n What product features do customers need or want?
n How much will customers pay for this product?
n When is the product needed?
n How will we reach customers with the product?
n How will we promote the product?
n What reliability level is needed with this product?
n What is the product's use environment?
The product definition ultimately leads to a list of product features, derived
from those attributes and benefits of a product that the customer is willing
to pay for. For every product, there should be a list of essential features
and a list of preferred features.
When defining the product, it's important to focus on needs and benefits
before trying to list product features. Focusing on features too early can
lead to a disconnect between the customer and the development team. If features
are identified before customer needs have been articulated, unnecessary
features may be added to a product, adding unnecessary design constraints
and extra costs.
Customers buy the benefits of the features. Features are of value only if
customers can perceive them directly.
About the author . . .
Philip A. Himmelfarb, Ph.D., is president and founder of Philip Adam
& Associates, a Milwaukee-based consulting firm specializing in the
evaluation, fine-tuning and strategic planning of new-product development,
the presentation of in-house training seminars and the facilitating of start-up
and ongoing development projects.
Himmelfarb has had more than 30 years of successful consulting and hands-on
managerial experience in the creation and management of new-product develop-ment
projects for many corporations. His clients have developed and introduced
a wide array of successful new products.
Prior to founding PA&A in 1982, Himmelfarb worked at the Jos. Schlitz
Brewing Co., where he was responsible for nonbeer new-product and business

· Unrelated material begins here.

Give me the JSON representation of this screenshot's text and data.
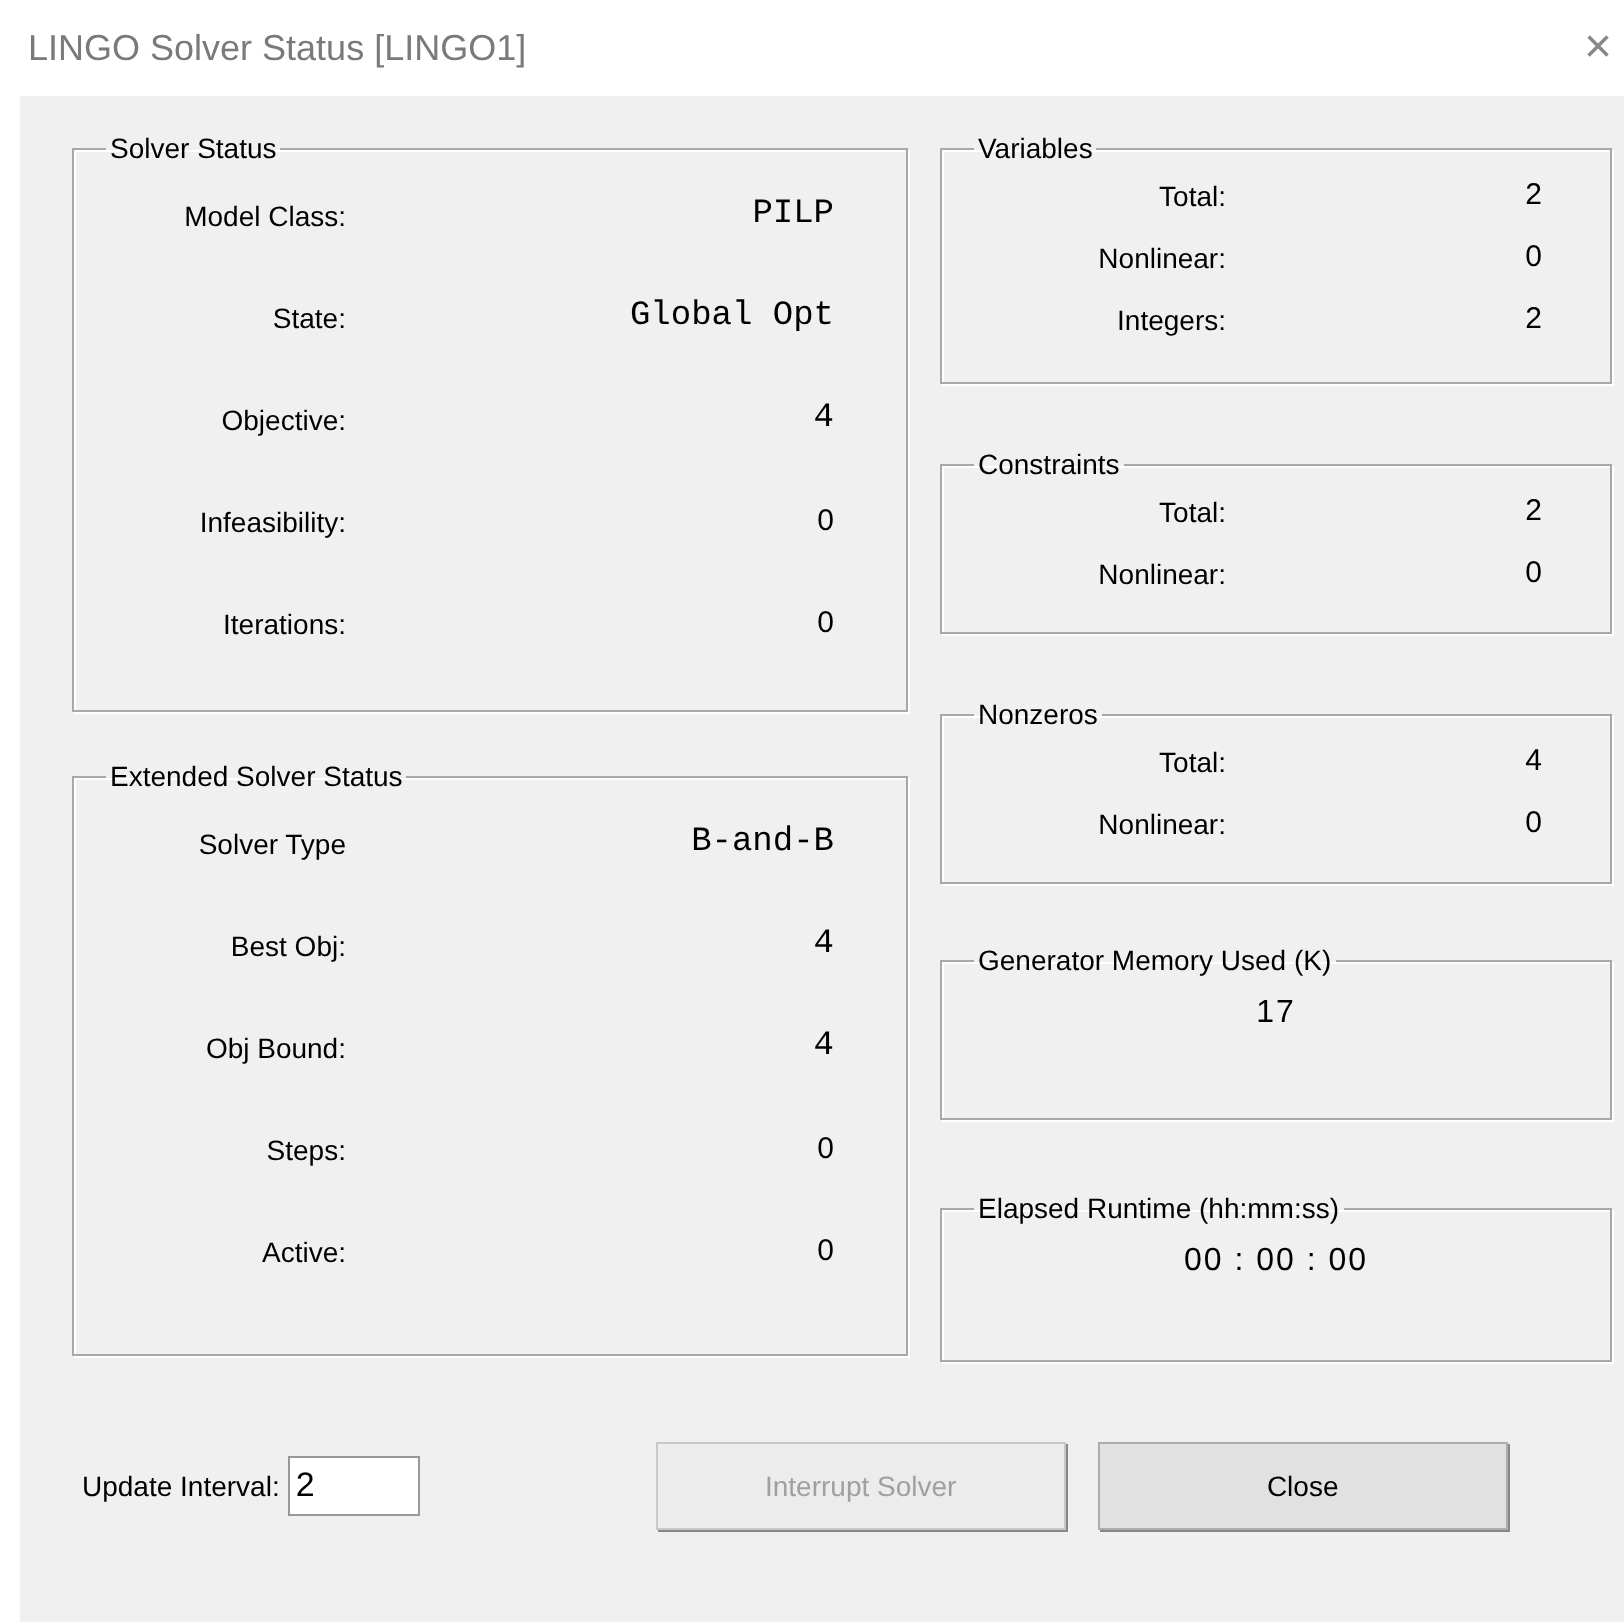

development. Earlier, he worked at Monsanto Chemical Co. and was a senior
consultant at Arthur D. Little Co., specializing in new-product development
and research-and-development management.